Democrats in the U.S. House of Representatives managed to marshall barely enough votes among their own to pass a bill that would impose a new regulatory apparatus of the Department of Energy upon businesses ranging from electricty generation to home building to achieve a reduction in greenhouse gasses.

The bill squeaked throught the Democrat-dominated House with few votes to spare, 219-212, after a last-minute push from the Democrat leadership and President Barack Obama. Its future is uncertain in the Senate, where Republicans and some Democrats have said the bill will increase energy costs for all and do little to combat global warming.

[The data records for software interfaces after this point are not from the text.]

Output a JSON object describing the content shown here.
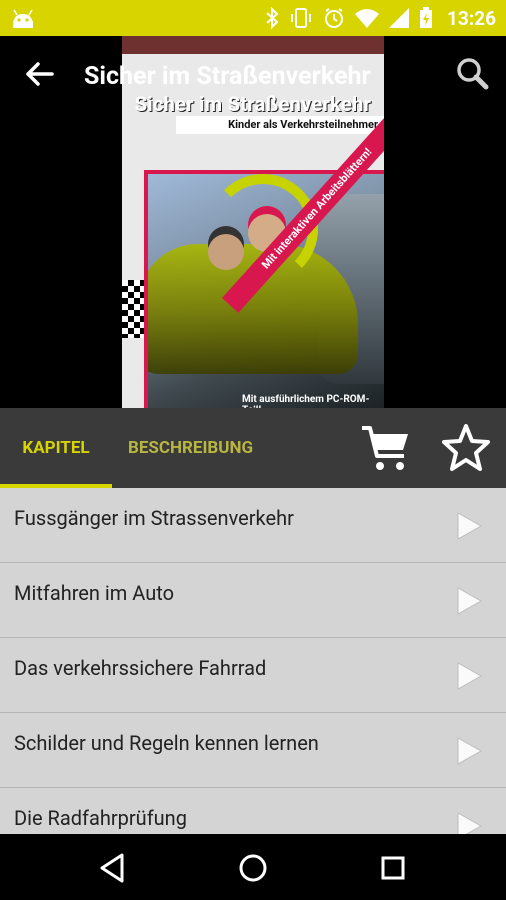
{
  "status_bar": {
    "time": "13:26",
    "icons": [
      "android-icon",
      "bluetooth-icon",
      "vibrate-icon",
      "alarm-icon",
      "wifi-icon",
      "signal-icon",
      "battery-icon"
    ]
  },
  "app_bar": {
    "title": "Sicher im Straßenverkehr",
    "back_icon": "back-arrow-icon",
    "search_icon": "search-icon"
  },
  "cover": {
    "headline": "Sicher im Straßenverkehr",
    "subtitle": "Kinder als Verkehrsteilnehmer",
    "sash": "Mit interaktiven Arbeitsblättern!",
    "footer": "Mit ausführlichem PC-ROM-Teil!"
  },
  "tabs": [
    {
      "label": "KAPITEL",
      "active": true
    },
    {
      "label": "BESCHREIBUNG",
      "active": false
    }
  ],
  "actions": {
    "cart_icon": "cart-icon",
    "favorite_icon": "star-outline-icon"
  },
  "chapters": [
    {
      "label": "Fussgänger im Strassenverkehr"
    },
    {
      "label": "Mitfahren im Auto"
    },
    {
      "label": "Das verkehrssichere Fahrrad"
    },
    {
      "label": "Schilder und Regeln kennen lernen"
    },
    {
      "label": "Die Radfahrprüfung"
    }
  ],
  "colors": {
    "accent": "#d8d400",
    "tab_bar": "#3a3a3a",
    "list_bg": "#d4d4d4"
  }
}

The bill would immediately impose new standards on the home building industry, calling for an immediate 30% increase in energy efficiency that would rise to 50% by 2014. It would also impose penalties on builders and home owners who fail to meet the standards and give vast new authority to the Cabinet-level of Secretary of Energy, a political appointee. The National Association of Home Builders opposed the bill and issued a statement criticizing its passage Friday evening.

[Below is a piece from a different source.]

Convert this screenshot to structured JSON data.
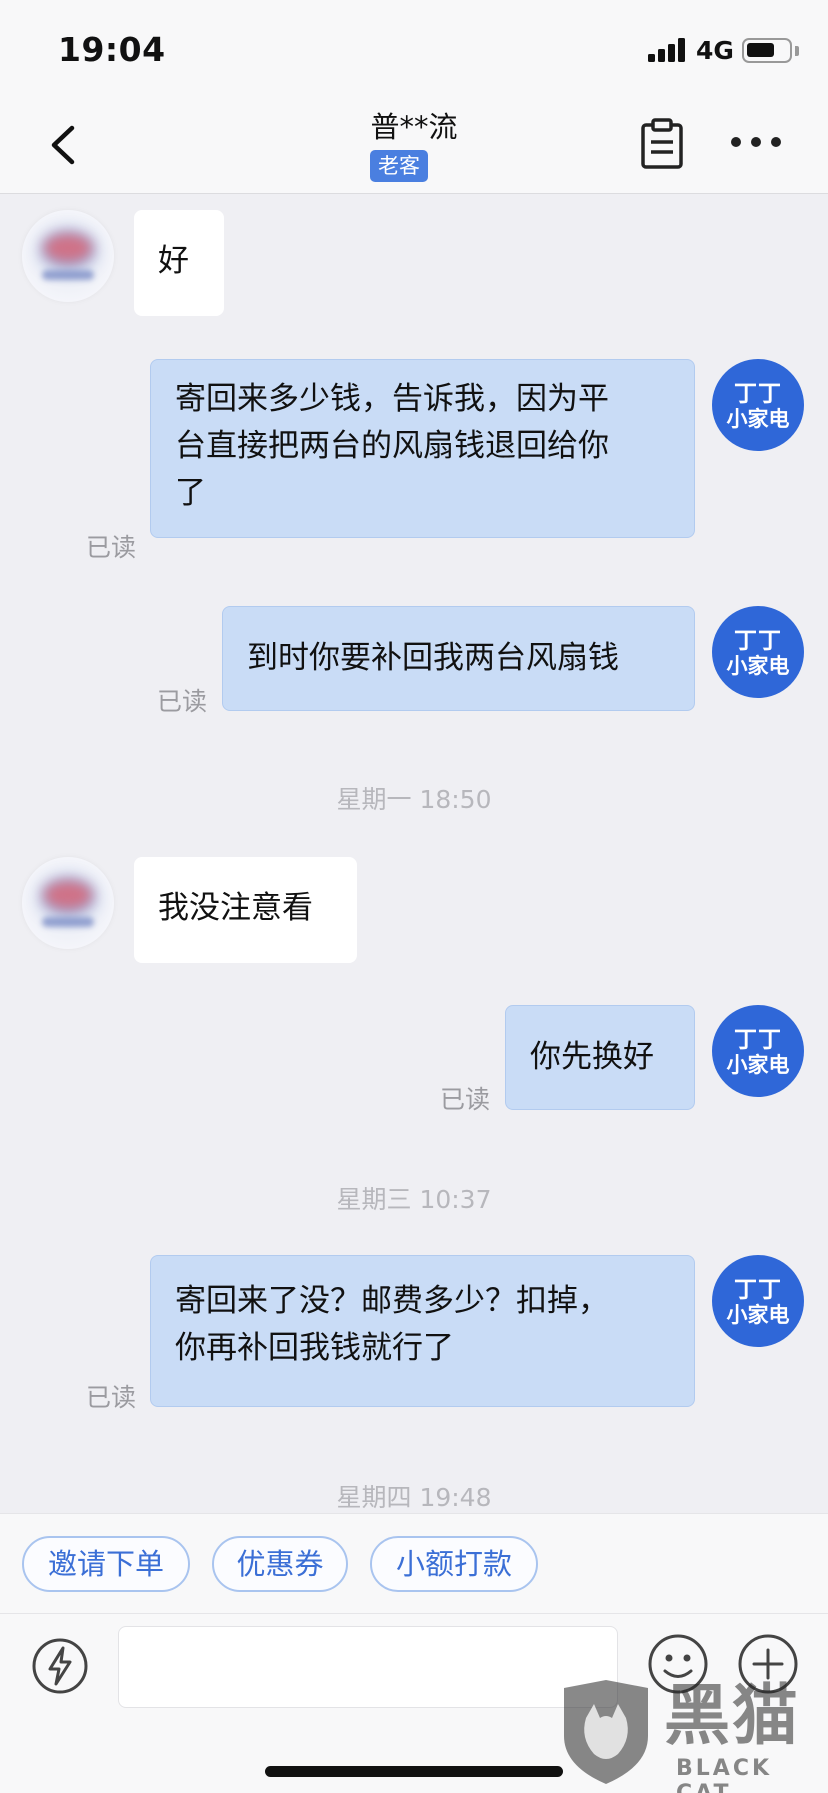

Of the requirements in the bill, NAHB Chairman, Joe Robson, a builder and developer in Tulsa, Oklahoma, said, "That's simply too far, too fast. The market is not geared up to supply the necessary materials and equipment, and that's going to drive up costs."